Members Only Access The Founders Pass
You are missing out on crucial commentary video, audio and exclusive downloads!
See What You Are Missing Take The Tour!
OR Join Now
This Day In Founders History – 4 September
On this day in 1776, the Continental Congress convened, discussing amongst other things the necessity for cloth to manufacture tents for troops. “Mr. J. Mease . . . made a report, that he cannot find there is any cloth in this city, fit for making tents, except a parcel of light sail cloth, which is in the hands of the Marine Committee. Resolved, That the Marine Committee be directed to deliver to Mr. J. Mease all the light sail cloth in their hands: And that Mr. Mease be directed to have the same made into tents, as soon as possible, and forwarded to General Washington . . .”
In 1779 on this day, the Continental Congress was informed that William Henry Drayton, a delegate for South Carolina, died the previous evening. “Resolved, That Congress will, in a body, attend the funeral this evening, at six o’clock, as mourners, with a crape around the left arm, and will continue in mourning for the space of one month.”
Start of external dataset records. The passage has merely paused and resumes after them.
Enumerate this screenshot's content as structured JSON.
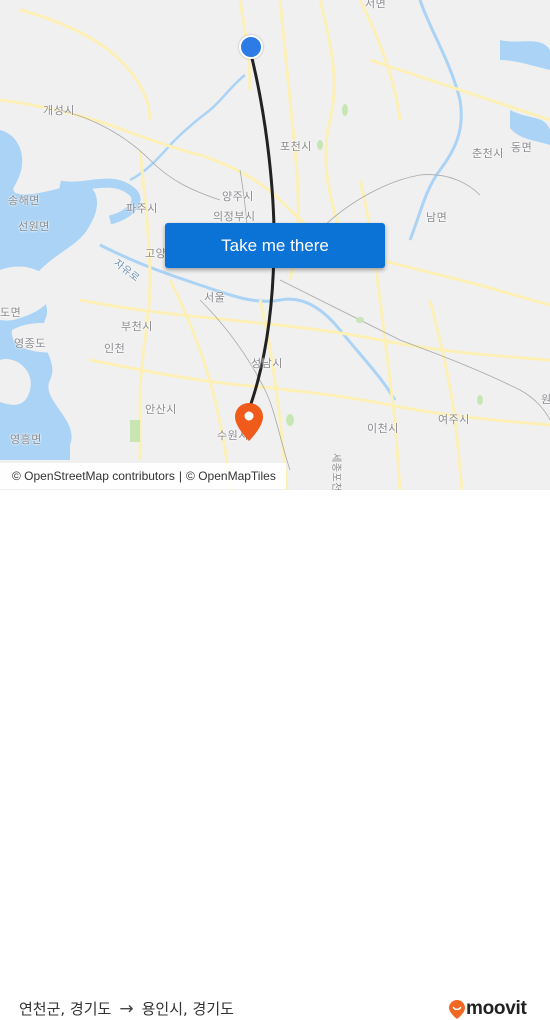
{
  "map": {
    "places": [
      {
        "id": "seomyeon",
        "label": "서면"
      },
      {
        "id": "gaeseong",
        "label": "개성시"
      },
      {
        "id": "pocheon",
        "label": "포천시"
      },
      {
        "id": "chuncheon",
        "label": "춘천시"
      },
      {
        "id": "dongmyeon",
        "label": "동면"
      },
      {
        "id": "songhae",
        "label": "송해면"
      },
      {
        "id": "paju",
        "label": "파주시"
      },
      {
        "id": "yangju",
        "label": "양주시"
      },
      {
        "id": "uijeongbu",
        "label": "의정부시"
      },
      {
        "id": "seonwon",
        "label": "선원면"
      },
      {
        "id": "nammyeon",
        "label": "남면"
      },
      {
        "id": "goyang",
        "label": "고양"
      },
      {
        "id": "seoul",
        "label": "서울"
      },
      {
        "id": "domyeon",
        "label": "도면"
      },
      {
        "id": "bucheon",
        "label": "부천시"
      },
      {
        "id": "yeongjong",
        "label": "영종도"
      },
      {
        "id": "incheon",
        "label": "인천"
      },
      {
        "id": "seongnam",
        "label": "성남시"
      },
      {
        "id": "ansan",
        "label": "안산시"
      },
      {
        "id": "icheon",
        "label": "이천시"
      },
      {
        "id": "yeoju",
        "label": "여주시"
      },
      {
        "id": "suwon",
        "label": "수원시"
      },
      {
        "id": "yeongheung",
        "label": "영흥면"
      },
      {
        "id": "won",
        "label": "원"
      }
    ],
    "roads": [
      {
        "id": "jayuro",
        "label": "자유로"
      },
      {
        "id": "sejong",
        "label": "세종포천"
      }
    ],
    "origin_marker": {
      "label": "연천군, 경기도",
      "color": "#2d7be5"
    },
    "destination_marker": {
      "label": "용인시, 경기도",
      "color": "#f05a1a"
    },
    "route_color": "#222222"
  },
  "cta": {
    "label": "Take me there",
    "color": "#0b72d6"
  },
  "attribution": {
    "osm": "© OpenStreetMap contributors",
    "separator": "|",
    "omt": "© OpenMapTiles"
  },
  "footer": {
    "origin": "연천군, 경기도",
    "arrow": "→",
    "destination": "용인시, 경기도",
    "logo": "moovit",
    "logo_color": "#f26722"
  }
}
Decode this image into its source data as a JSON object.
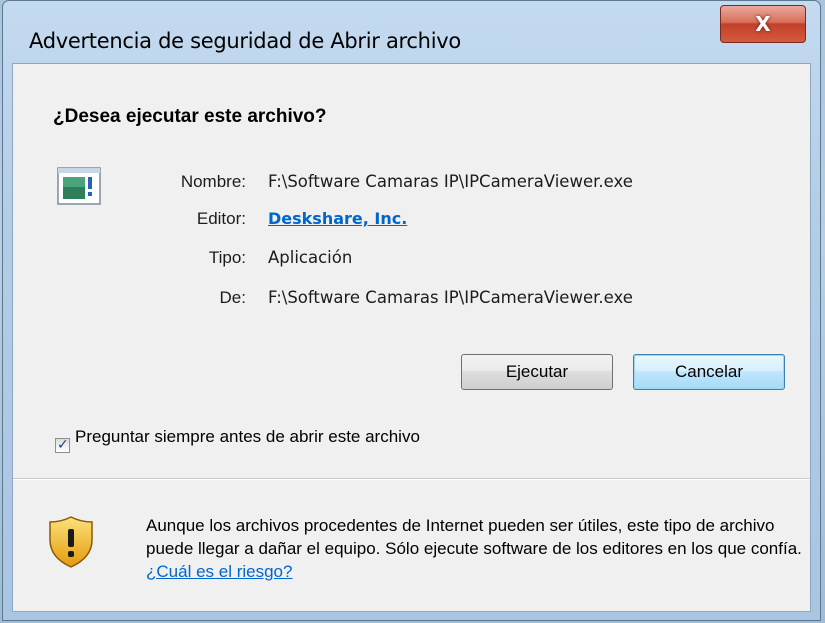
{
  "window": {
    "title": "Advertencia de seguridad de Abrir archivo",
    "close_label": "X"
  },
  "dialog": {
    "question": "¿Desea ejecutar este archivo?",
    "fields": {
      "name_label": "Nombre:",
      "name_value": "F:\\Software Camaras IP\\IPCameraViewer.exe",
      "publisher_label": "Editor:",
      "publisher_value": "Deskshare, Inc.",
      "type_label": "Tipo:",
      "type_value": "Aplicación",
      "from_label": "De:",
      "from_value": "F:\\Software Camaras IP\\IPCameraViewer.exe"
    },
    "buttons": {
      "run": "Ejecutar",
      "cancel": "Cancelar"
    },
    "checkbox": {
      "label": "Preguntar siempre antes de abrir este archivo",
      "checked": true
    },
    "warning": {
      "text": "Aunque los archivos procedentes de Internet pueden ser útiles, este tipo de archivo puede llegar a dañar el equipo. Sólo ejecute software de los editores en los que confía. ",
      "link": "¿Cuál es el riesgo?"
    }
  },
  "icons": {
    "file": "application-file-icon",
    "warning": "security-shield-icon",
    "close": "close-icon"
  },
  "colors": {
    "link": "#0066cc",
    "close_button": "#c3402a",
    "default_button_border": "#3c7fb1",
    "shield": "#f2b51c"
  }
}
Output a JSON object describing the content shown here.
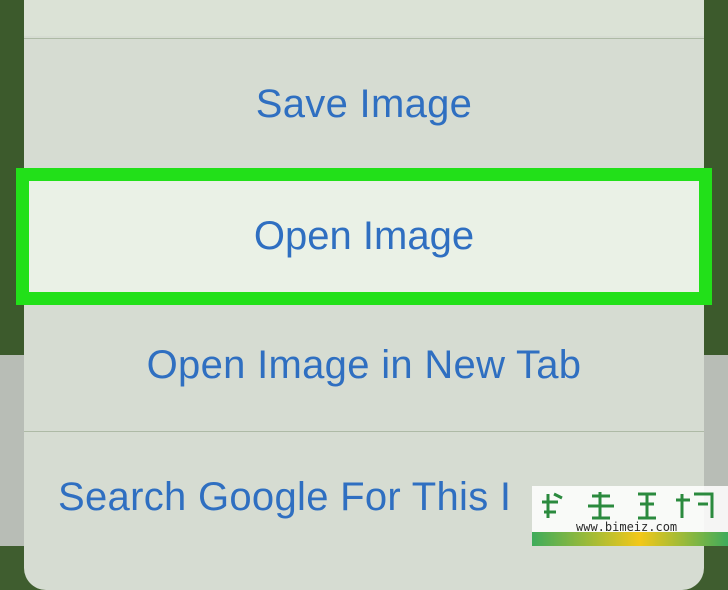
{
  "menu": {
    "items": [
      {
        "label": "Save Image"
      },
      {
        "label": "Open Image"
      },
      {
        "label": "Open Image in New Tab"
      },
      {
        "label": "Search Google For This I"
      }
    ]
  },
  "highlight_color": "#22e019",
  "link_color": "#2f6fc1",
  "watermark": {
    "url": "www.bimeiz.com",
    "logo_text": "生活百科"
  }
}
September 4, 1781, the Continental Congress “Resolved, That the Board of War be, and is hereby directed to write to the marquises de Castres and Segur . . . expressing the high sense which Congress entertain of the distinguished merit and conduct of Lieutenant Colonel du Buysson in the service of the United States, and particularly of his bravery displayed in the action of the 16 August, 1780, near Camden, and his efforts to bring off the field Major General the Baron de Kalb, who was mortally wounded, [in consequence of which services he was honored with the commission of brigadier-general by the governor of North Carolina.]”